I Wish They Paid Me for Grades Here
A recent working paper from the National Bureau for Economic Research adds to the evidence that “performance pay” for students produces gains. From the abstract:
Policymakers and academics are increasingly interested in applying financial incentives to individuals in education. This paper presents evidence from a pay for performance program taking place in Coshocton, Ohio. Since 2004, Coshocton has provided cash payments to students in grades three through six for successful completion of their standardized testing. Coshocton determined eligibility for the program using randomization, and using this randomization, this paper identifies the effects of the program on students’ academic behavior. We find that math scores improved about 0.15 standard deviations but that reading, social science, and science test scores did not improve.
The Coshocton program is funded with money contributed by a local businessman.
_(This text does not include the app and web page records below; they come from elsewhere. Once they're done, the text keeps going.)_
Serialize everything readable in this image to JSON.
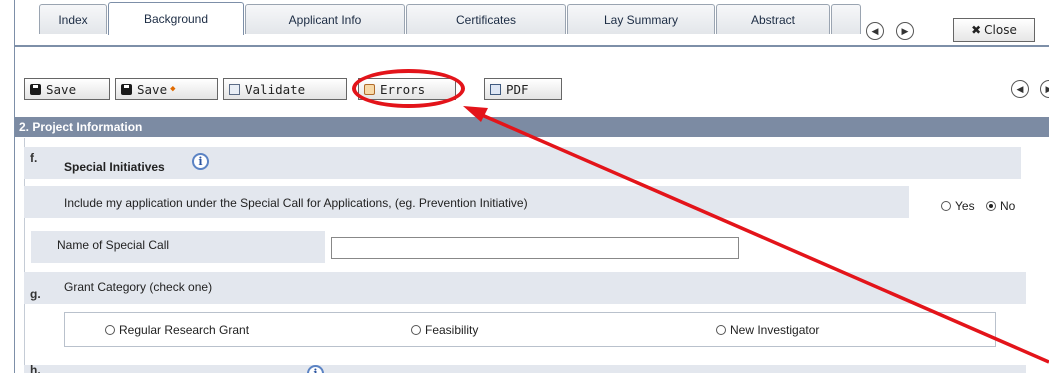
{
  "tabs": [
    {
      "label": "Index",
      "active": false
    },
    {
      "label": "Background",
      "active": true
    },
    {
      "label": "Applicant Info",
      "active": false
    },
    {
      "label": "Certificates",
      "active": false
    },
    {
      "label": "Lay Summary",
      "active": false
    },
    {
      "label": "Abstract",
      "active": false
    }
  ],
  "close_label": "Close",
  "toolbar": {
    "save_label": "Save",
    "save_plus_label": "Save",
    "validate_label": "Validate",
    "errors_label": "Errors",
    "pdf_label": "PDF"
  },
  "section": {
    "title": "2. Project Information"
  },
  "special_initiatives": {
    "letter": "f.",
    "title": "Special Initiatives",
    "question": "Include my application under the Special Call for Applications, (eg. Prevention Initiative)",
    "options": [
      {
        "label": "Yes",
        "checked": false
      },
      {
        "label": "No",
        "checked": true
      }
    ],
    "name_label": "Name of Special Call",
    "name_value": ""
  },
  "grant_category": {
    "letter": "g.",
    "title": "Grant Category (check one)",
    "options": [
      {
        "label": "Regular Research Grant",
        "checked": false
      },
      {
        "label": "Feasibility",
        "checked": false
      },
      {
        "label": "New Investigator",
        "checked": false
      }
    ]
  },
  "next_row": {
    "letter": "h."
  },
  "colors": {
    "annotation": "#e3141a",
    "section_header": "#7c8ba3",
    "row_bg": "#e3e7ee"
  },
  "icons": [
    "info-icon",
    "save-icon",
    "validate-icon",
    "errors-icon",
    "pdf-icon",
    "scroll-left-icon",
    "scroll-right-icon",
    "close-icon"
  ]
}
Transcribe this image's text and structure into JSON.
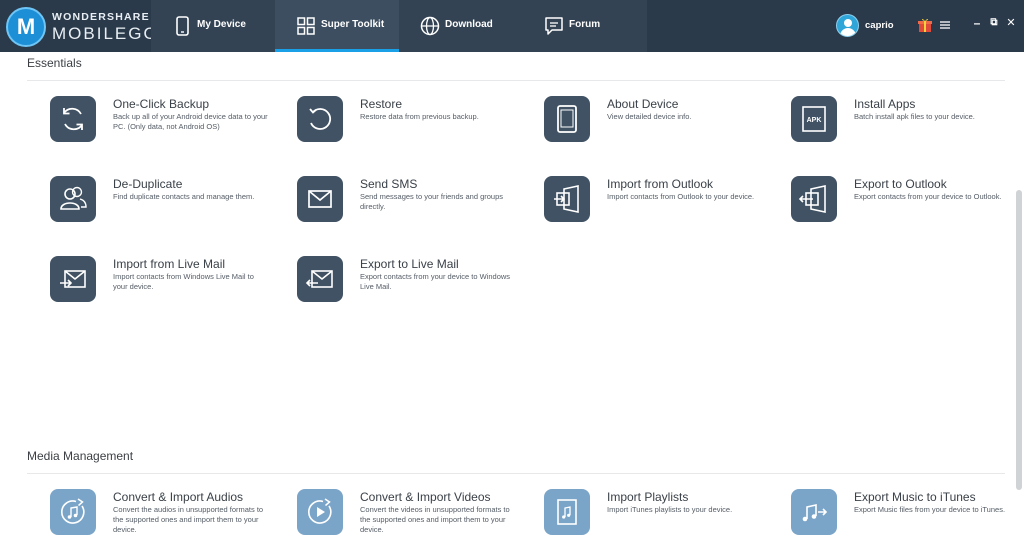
{
  "app": {
    "logo_line1": "WONDERSHARE",
    "logo_line2": "MOBILEGO",
    "logo_mark": "M"
  },
  "nav": {
    "tabs": [
      {
        "label": "My Device",
        "icon": "phone-icon"
      },
      {
        "label": "Super Toolkit",
        "icon": "grid-icon",
        "active": true
      },
      {
        "label": "Download",
        "icon": "globe-icon"
      },
      {
        "label": "Forum",
        "icon": "forum-icon"
      }
    ]
  },
  "user": {
    "name": "caprio"
  },
  "window_controls": {
    "minimize": "–",
    "restore": "⧉",
    "close": "✕"
  },
  "colors": {
    "topbar": "#2b3a4a",
    "accent": "#1aa0e6",
    "tile_dark": "#405264",
    "tile_light": "#7aa5c8"
  },
  "sections": [
    {
      "title": "Essentials",
      "items": [
        {
          "title": "One-Click Backup",
          "desc": "Back up all of your Android device data to your PC. (Only data, not Android OS)",
          "icon": "sync-icon"
        },
        {
          "title": "Restore",
          "desc": "Restore data from previous backup.",
          "icon": "restore-icon"
        },
        {
          "title": "About Device",
          "desc": "View detailed device info.",
          "icon": "tablet-icon"
        },
        {
          "title": "Install Apps",
          "desc": "Batch install apk files to your device.",
          "icon": "apk-icon",
          "badge": "APK"
        },
        {
          "title": "De-Duplicate",
          "desc": "Find duplicate contacts and manage them.",
          "icon": "contacts-icon"
        },
        {
          "title": "Send SMS",
          "desc": "Send messages to your friends and groups directly.",
          "icon": "envelope-icon"
        },
        {
          "title": "Import from Outlook",
          "desc": "Import contacts from Outlook to your device.",
          "icon": "outlook-import-icon"
        },
        {
          "title": "Export to Outlook",
          "desc": "Export contacts from your device to Outlook.",
          "icon": "outlook-export-icon"
        },
        {
          "title": "Import from Live Mail",
          "desc": "Import contacts from Windows Live Mail to your device.",
          "icon": "mail-import-icon"
        },
        {
          "title": "Export to Live Mail",
          "desc": "Export contacts from your device to Windows Live Mail.",
          "icon": "mail-export-icon"
        }
      ]
    },
    {
      "title": "Media Management",
      "items": [
        {
          "title": "Convert & Import Audios",
          "desc": "Convert the audios in unsupported formats to the supported ones and import them to your device.",
          "icon": "audio-convert-icon"
        },
        {
          "title": "Convert & Import Videos",
          "desc": "Convert the videos in unsupported formats to the supported ones and import them to your device.",
          "icon": "video-convert-icon"
        },
        {
          "title": "Import Playlists",
          "desc": "Import iTunes playlists to your device.",
          "icon": "playlist-icon"
        },
        {
          "title": "Export Music to iTunes",
          "desc": "Export Music files from your device to iTunes.",
          "icon": "music-export-icon"
        }
      ]
    }
  ]
}
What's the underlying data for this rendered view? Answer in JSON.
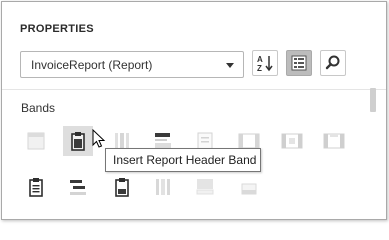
{
  "panel": {
    "title": "PROPERTIES",
    "selected_component": "InvoiceReport (Report)"
  },
  "toolbar": {
    "sort_icon": "sort-alphabetical-icon",
    "categories_icon": "categories-icon",
    "search_icon": "search-icon",
    "categories_active": true
  },
  "bands": {
    "label": "Bands",
    "tooltip": "Insert Report Header Band",
    "row1": [
      "top-margin-band-icon",
      "report-header-band-icon",
      "page-header-band-icon",
      "group-header-band-icon",
      "detail-band-icon",
      "detail-report-band-icon",
      "group-footer-band-icon",
      "report-footer-band-icon"
    ],
    "row2": [
      "report-footer-band-icon",
      "group-footer-band-icon",
      "page-footer-band-icon",
      "vertical-header-band-icon",
      "vertical-detail-band-icon",
      "bottom-margin-band-icon"
    ]
  },
  "colors": {
    "accent_selected": "#bcbcbc",
    "icon_dark": "#3a3a3a",
    "icon_light": "#d0d0d0"
  }
}
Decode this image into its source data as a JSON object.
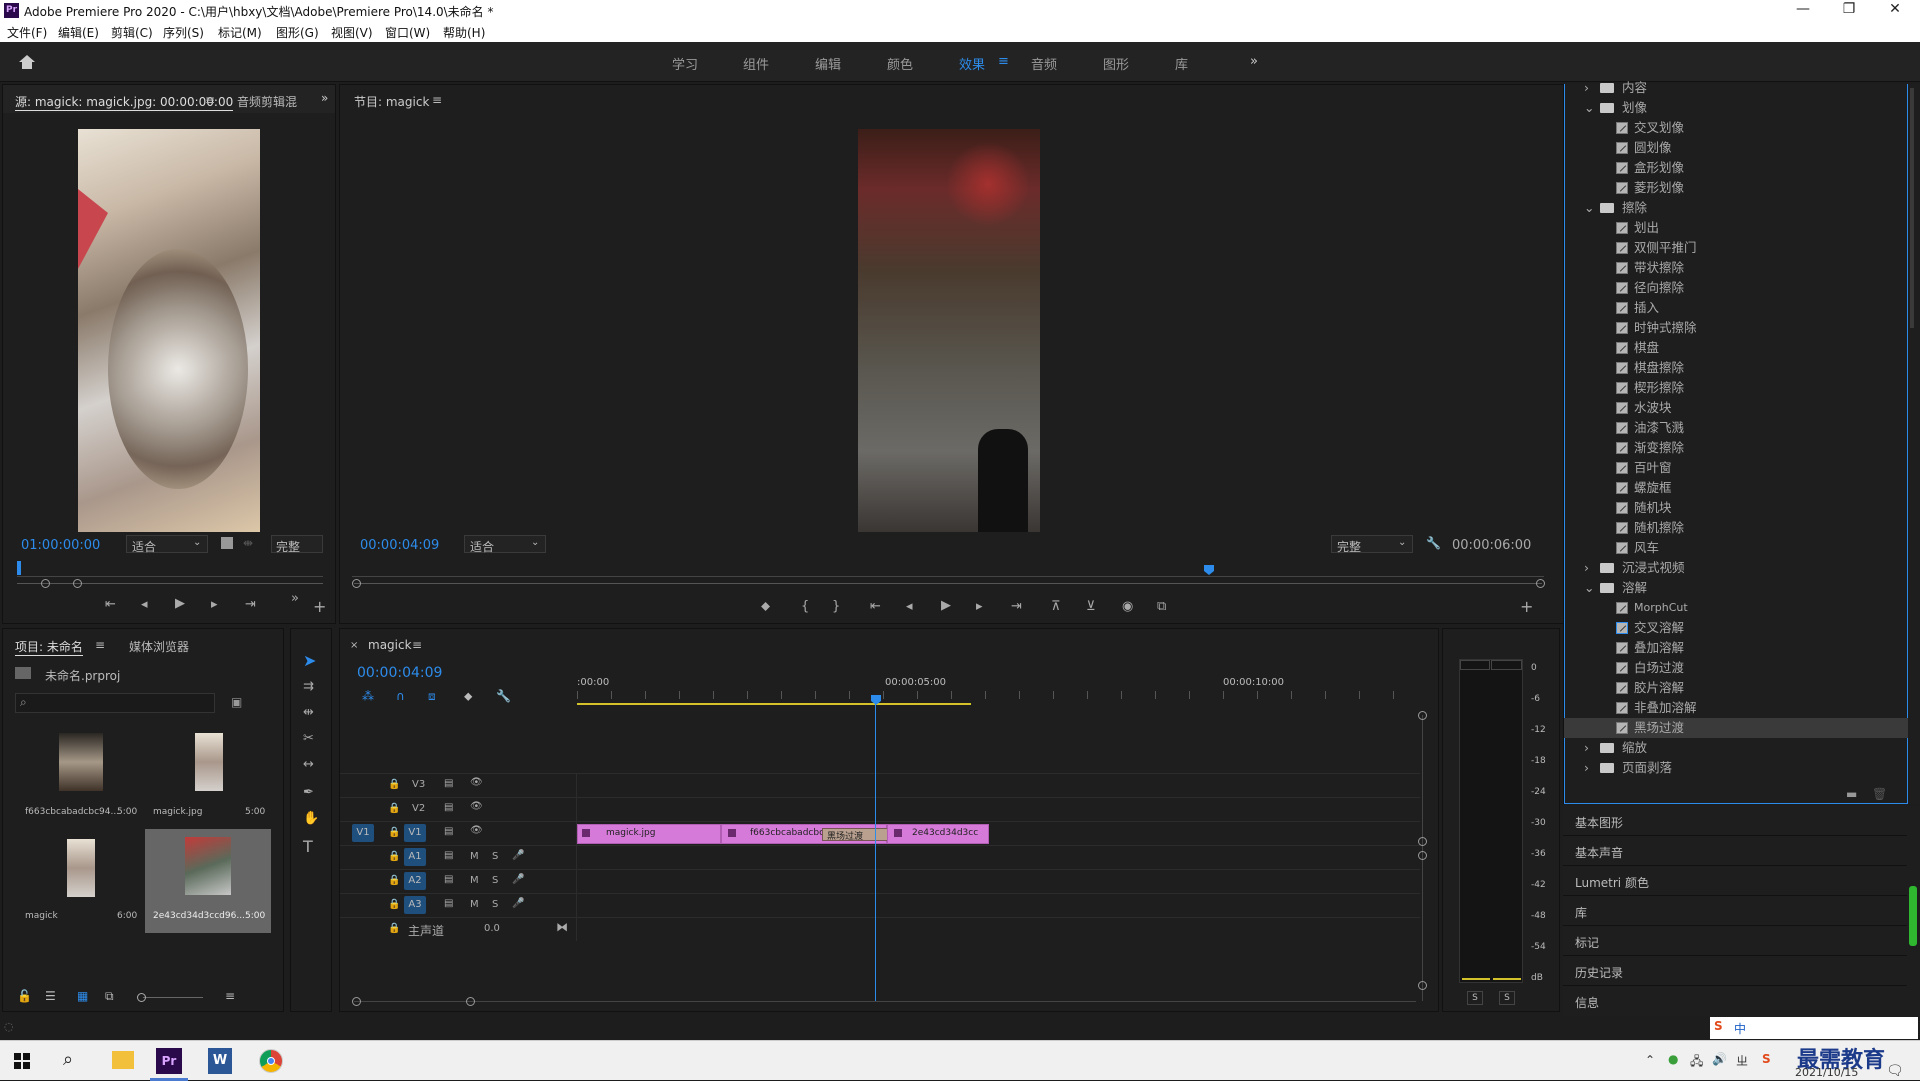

Although 0.15 standard deviations may seem small, it’s not bad compared to other educational interventions. In terms of improvement per dollar spent, this program seems more efficient than other more popular interventions, like lowering class sizes.